**WHAT NEEDS TO BE DONE**
Images stay out. Everything else in the records is repeated exactly.

◇ ◇ ◇

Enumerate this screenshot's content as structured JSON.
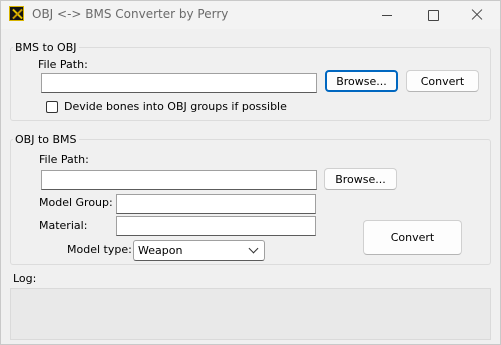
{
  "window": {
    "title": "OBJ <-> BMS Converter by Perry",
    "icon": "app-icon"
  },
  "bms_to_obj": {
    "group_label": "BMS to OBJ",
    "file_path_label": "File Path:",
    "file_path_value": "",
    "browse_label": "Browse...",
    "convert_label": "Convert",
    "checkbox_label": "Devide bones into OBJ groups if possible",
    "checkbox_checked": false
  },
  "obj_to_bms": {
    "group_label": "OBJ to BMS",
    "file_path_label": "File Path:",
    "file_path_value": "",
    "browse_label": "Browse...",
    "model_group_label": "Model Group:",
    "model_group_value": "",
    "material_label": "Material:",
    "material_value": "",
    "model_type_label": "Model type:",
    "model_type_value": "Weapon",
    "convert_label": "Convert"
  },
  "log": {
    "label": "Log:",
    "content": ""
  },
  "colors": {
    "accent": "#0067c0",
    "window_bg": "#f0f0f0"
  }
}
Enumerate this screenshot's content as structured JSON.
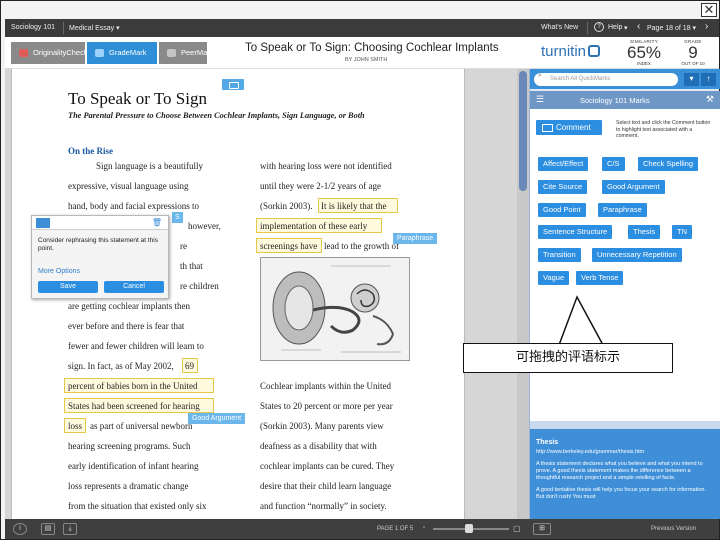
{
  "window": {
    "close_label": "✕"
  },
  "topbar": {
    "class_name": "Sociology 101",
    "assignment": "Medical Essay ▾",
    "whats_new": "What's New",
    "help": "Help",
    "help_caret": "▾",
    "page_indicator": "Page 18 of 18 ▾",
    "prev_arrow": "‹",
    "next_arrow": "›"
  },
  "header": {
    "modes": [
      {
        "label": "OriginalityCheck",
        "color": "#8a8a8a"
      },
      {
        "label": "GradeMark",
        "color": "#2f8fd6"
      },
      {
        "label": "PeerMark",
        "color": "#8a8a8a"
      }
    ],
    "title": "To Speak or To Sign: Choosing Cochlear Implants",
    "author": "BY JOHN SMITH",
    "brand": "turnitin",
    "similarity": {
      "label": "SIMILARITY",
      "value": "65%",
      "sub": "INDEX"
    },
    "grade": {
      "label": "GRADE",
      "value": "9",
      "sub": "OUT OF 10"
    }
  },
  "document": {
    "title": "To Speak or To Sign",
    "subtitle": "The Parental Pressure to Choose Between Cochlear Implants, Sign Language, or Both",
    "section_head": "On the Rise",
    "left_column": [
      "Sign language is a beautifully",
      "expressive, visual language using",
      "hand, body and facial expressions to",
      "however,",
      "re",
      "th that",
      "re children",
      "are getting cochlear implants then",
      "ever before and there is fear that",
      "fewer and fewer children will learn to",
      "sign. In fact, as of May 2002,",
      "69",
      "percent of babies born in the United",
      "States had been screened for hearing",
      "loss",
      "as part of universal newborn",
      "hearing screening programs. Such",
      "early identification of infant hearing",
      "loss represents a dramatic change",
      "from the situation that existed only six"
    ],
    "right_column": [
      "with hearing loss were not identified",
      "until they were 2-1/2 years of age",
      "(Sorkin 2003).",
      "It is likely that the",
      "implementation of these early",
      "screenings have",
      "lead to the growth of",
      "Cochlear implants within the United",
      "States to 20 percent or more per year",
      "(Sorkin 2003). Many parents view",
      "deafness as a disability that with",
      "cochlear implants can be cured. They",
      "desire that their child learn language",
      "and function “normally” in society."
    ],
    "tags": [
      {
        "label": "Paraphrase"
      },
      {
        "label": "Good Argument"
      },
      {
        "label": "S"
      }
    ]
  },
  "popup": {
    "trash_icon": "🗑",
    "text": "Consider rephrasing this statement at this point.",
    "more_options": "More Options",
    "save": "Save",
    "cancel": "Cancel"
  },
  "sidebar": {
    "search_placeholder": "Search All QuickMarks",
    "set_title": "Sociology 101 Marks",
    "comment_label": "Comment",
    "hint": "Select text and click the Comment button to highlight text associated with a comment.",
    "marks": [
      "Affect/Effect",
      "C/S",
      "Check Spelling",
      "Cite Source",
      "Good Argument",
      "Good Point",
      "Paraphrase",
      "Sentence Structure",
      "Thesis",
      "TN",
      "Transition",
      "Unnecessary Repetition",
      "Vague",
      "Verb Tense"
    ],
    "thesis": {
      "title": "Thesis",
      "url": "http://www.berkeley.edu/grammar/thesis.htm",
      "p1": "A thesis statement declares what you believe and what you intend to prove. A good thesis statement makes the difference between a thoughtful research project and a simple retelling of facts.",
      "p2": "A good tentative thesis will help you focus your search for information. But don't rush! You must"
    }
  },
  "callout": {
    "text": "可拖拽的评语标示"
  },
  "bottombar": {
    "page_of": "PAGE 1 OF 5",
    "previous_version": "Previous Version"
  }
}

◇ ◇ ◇

**WRITTEN SOLUTION**
Enumerate this screenshot's content as structured JSON.
{
  "window": {
    "title": "OBJ <-> BMS Converter by Perry",
    "icon": "app-icon"
  },
  "bms_to_obj": {
    "group_label": "BMS to OBJ",
    "file_path_label": "File Path:",
    "file_path_value": "",
    "browse_label": "Browse...",
    "convert_label": "Convert",
    "checkbox_label": "Devide bones into OBJ groups if possible",
    "checkbox_checked": false
  },
  "obj_to_bms": {
    "group_label": "OBJ to BMS",
    "file_path_label": "File Path:",
    "file_path_value": "",
    "browse_label": "Browse...",
    "model_group_label": "Model Group:",
    "model_group_value": "",
    "material_label": "Material:",
    "material_value": "",
    "model_type_label": "Model type:",
    "model_type_value": "Weapon",
    "convert_label": "Convert"
  },
  "log": {
    "label": "Log:",
    "content": ""
  },
  "colors": {
    "accent": "#0067c0",
    "window_bg": "#f0f0f0"
  }
}
Enumerate this screenshot's content as structured JSON.
{
  "window": {
    "close_label": "✕"
  },
  "topbar": {
    "class_name": "Sociology 101",
    "assignment": "Medical Essay ▾",
    "whats_new": "What's New",
    "help": "Help",
    "help_caret": "▾",
    "page_indicator": "Page 18 of 18 ▾",
    "prev_arrow": "‹",
    "next_arrow": "›"
  },
  "header": {
    "modes": [
      {
        "label": "OriginalityCheck",
        "color": "#8a8a8a"
      },
      {
        "label": "GradeMark",
        "color": "#2f8fd6"
      },
      {
        "label": "PeerMark",
        "color": "#8a8a8a"
      }
    ],
    "title": "To Speak or To Sign: Choosing Cochlear Implants",
    "author": "BY JOHN SMITH",
    "brand": "turnitin",
    "similarity": {
      "label": "SIMILARITY",
      "value": "65%",
      "sub": "INDEX"
    },
    "grade": {
      "label": "GRADE",
      "value": "9",
      "sub": "OUT OF 10"
    }
  },
  "document": {
    "title": "To Speak or To Sign",
    "subtitle": "The Parental Pressure to Choose Between Cochlear Implants, Sign Language, or Both",
    "section_head": "On the Rise",
    "left_column": [
      "Sign language is a beautifully",
      "expressive, visual language using",
      "hand, body and facial expressions to",
      "however,",
      "re",
      "th that",
      "re children",
      "are getting cochlear implants then",
      "ever before and there is fear that",
      "fewer and fewer children will learn to",
      "sign. In fact, as of May 2002,",
      "69",
      "percent of babies born in the United",
      "States had been screened for hearing",
      "loss",
      "as part of universal newborn",
      "hearing screening programs. Such",
      "early identification of infant hearing",
      "loss represents a dramatic change",
      "from the situation that existed only six"
    ],
    "right_column": [
      "with hearing loss were not identified",
      "until they were 2-1/2 years of age",
      "(Sorkin 2003).",
      "It is likely that the",
      "implementation of these early",
      "screenings have",
      "lead to the growth of",
      "Cochlear implants within the United",
      "States to 20 percent or more per year",
      "(Sorkin 2003). Many parents view",
      "deafness as a disability that with",
      "cochlear implants can be cured. They",
      "desire that their child learn language",
      "and function “normally” in society."
    ],
    "tags": [
      {
        "label": "Paraphrase"
      },
      {
        "label": "Good Argument"
      },
      {
        "label": "S"
      }
    ]
  },
  "popup": {
    "trash_icon": "🗑",
    "text": "Consider rephrasing this statement at this point.",
    "more_options": "More Options",
    "save": "Save",
    "cancel": "Cancel"
  },
  "sidebar": {
    "search_placeholder": "Search All QuickMarks",
    "set_title": "Sociology 101 Marks",
    "comment_label": "Comment",
    "hint": "Select text and click the Comment button to highlight text associated with a comment.",
    "marks": [
      "Affect/Effect",
      "C/S",
      "Check Spelling",
      "Cite Source",
      "Good Argument",
      "Good Point",
      "Paraphrase",
      "Sentence Structure",
      "Thesis",
      "TN",
      "Transition",
      "Unnecessary Repetition",
      "Vague",
      "Verb Tense"
    ],
    "thesis": {
      "title": "Thesis",
      "url": "http://www.berkeley.edu/grammar/thesis.htm",
      "p1": "A thesis statement declares what you believe and what you intend to prove. A good thesis statement makes the difference between a thoughtful research project and a simple retelling of facts.",
      "p2": "A good tentative thesis will help you focus your search for information. But don't rush! You must"
    }
  },
  "callout": {
    "text": "可拖拽的评语标示"
  },
  "bottombar": {
    "page_of": "PAGE 1 OF 5",
    "previous_version": "Previous Version"
  }
}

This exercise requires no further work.